We started rehearsals, as we always do, with the ensemble performing their opening ritual – a simple exercise in a circle. We revisited one of the building blocks we’d used over the course of rehearsals when Jess led the group in a Viewpoints exercise. (Some of the audience had never seen or heard of Viewpoints before, and they were kind of amazed.) About half of the audience hadn’t seen the full production yet, but since the story is so episodic, we decided that didn’t matter. We chose two scenes to focus on, and ran them with lights and sound to give our newbies a reference point. And then we got to work.

We picked apart moments, cleared up some traffic patterns, strengthened some choices, made some new discoveries. We made actual changes to blocking, to interpretation, and those changes showed up on Friday and Saturday nights.

We invited the audience to join us in our closing exercise, and they all did.

This is utterly mind-blowing to me. The generosity and fearlessness and inclusivity to their community of this idea is brilliant, what better way to make your audience, or potential audience, feel like a part of the company, to feel invested in your future?
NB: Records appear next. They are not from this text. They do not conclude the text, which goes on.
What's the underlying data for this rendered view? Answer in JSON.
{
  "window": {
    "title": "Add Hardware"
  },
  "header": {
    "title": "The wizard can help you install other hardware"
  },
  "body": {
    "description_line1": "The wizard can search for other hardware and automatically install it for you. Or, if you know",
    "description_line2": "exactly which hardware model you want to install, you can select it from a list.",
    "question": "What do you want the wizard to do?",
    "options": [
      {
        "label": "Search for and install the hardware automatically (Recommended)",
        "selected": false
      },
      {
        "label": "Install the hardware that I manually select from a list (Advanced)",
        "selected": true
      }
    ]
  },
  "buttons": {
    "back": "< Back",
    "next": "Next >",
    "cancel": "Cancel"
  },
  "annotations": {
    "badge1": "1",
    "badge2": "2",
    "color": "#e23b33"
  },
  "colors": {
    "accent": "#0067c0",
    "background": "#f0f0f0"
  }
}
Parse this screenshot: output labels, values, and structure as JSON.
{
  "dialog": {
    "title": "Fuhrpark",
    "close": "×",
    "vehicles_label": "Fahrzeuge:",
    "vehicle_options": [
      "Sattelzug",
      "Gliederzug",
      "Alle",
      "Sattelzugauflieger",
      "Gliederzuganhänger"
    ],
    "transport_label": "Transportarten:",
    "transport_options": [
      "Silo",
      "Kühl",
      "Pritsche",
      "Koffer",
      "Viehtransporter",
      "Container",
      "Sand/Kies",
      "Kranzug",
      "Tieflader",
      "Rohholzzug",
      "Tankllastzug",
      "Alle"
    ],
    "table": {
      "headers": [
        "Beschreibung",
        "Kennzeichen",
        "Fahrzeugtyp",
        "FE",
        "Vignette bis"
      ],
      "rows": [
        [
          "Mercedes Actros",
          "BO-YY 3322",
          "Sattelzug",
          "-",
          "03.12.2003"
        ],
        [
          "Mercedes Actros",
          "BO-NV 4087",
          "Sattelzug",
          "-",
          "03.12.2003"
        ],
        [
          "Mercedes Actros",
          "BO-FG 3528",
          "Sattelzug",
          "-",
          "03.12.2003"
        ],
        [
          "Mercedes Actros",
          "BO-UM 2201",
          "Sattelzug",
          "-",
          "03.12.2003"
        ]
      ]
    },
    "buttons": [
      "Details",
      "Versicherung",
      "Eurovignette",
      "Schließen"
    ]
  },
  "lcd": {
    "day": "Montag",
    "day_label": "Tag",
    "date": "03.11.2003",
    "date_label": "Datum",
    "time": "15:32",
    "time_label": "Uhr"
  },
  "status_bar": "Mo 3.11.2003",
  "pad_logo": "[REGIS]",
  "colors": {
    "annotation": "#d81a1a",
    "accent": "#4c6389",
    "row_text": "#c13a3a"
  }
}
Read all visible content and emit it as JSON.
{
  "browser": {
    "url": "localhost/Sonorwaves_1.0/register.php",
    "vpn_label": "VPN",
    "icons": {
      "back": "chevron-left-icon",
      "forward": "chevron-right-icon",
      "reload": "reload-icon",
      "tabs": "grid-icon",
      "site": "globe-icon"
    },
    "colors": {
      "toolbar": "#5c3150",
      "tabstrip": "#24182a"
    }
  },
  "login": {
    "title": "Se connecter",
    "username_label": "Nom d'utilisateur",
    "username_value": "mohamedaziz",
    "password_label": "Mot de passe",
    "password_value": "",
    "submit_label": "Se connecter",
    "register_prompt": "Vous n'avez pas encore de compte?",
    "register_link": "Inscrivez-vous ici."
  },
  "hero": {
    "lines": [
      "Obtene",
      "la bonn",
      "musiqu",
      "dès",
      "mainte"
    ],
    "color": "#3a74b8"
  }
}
Note that they kept the process closed during the development of the piece, inviting civilians into the early process of creation would be a fly in the ointment, no doubt. But the show was up and running, it was deemed a saleable product, and they were allowing witnesses into the maintenance of the piece. It was an honest declaration of the opinion that theatre is always in process. Lovely.

And how’s this for theatre nerd porn? The New York Times ran a behind-the-scenes piece on Alan Ayckbourn’s trilogy The Norman Conquests, which includes slide shows and short audio clips from all aspects of the production, from actors to props master to costumer to carpenter to usher to audience members…how cool and compelling and easy is this to put together?

This is one of the ideas that inspired me to buy a Flip Camera. And, I suppose, it’s this idea that compels us to blog. I believe this is how we need to brand ourselves: as the accessible emotional experience. It’s going to require some ego-killing, but it could pave the way to making Independent Stage the most talked about experience in town.

What do you think? Can we trade in the old tropes of ‘theatre magic’ for a new paradigm of honest human communion?

Image courtesty of Flickr user joewhk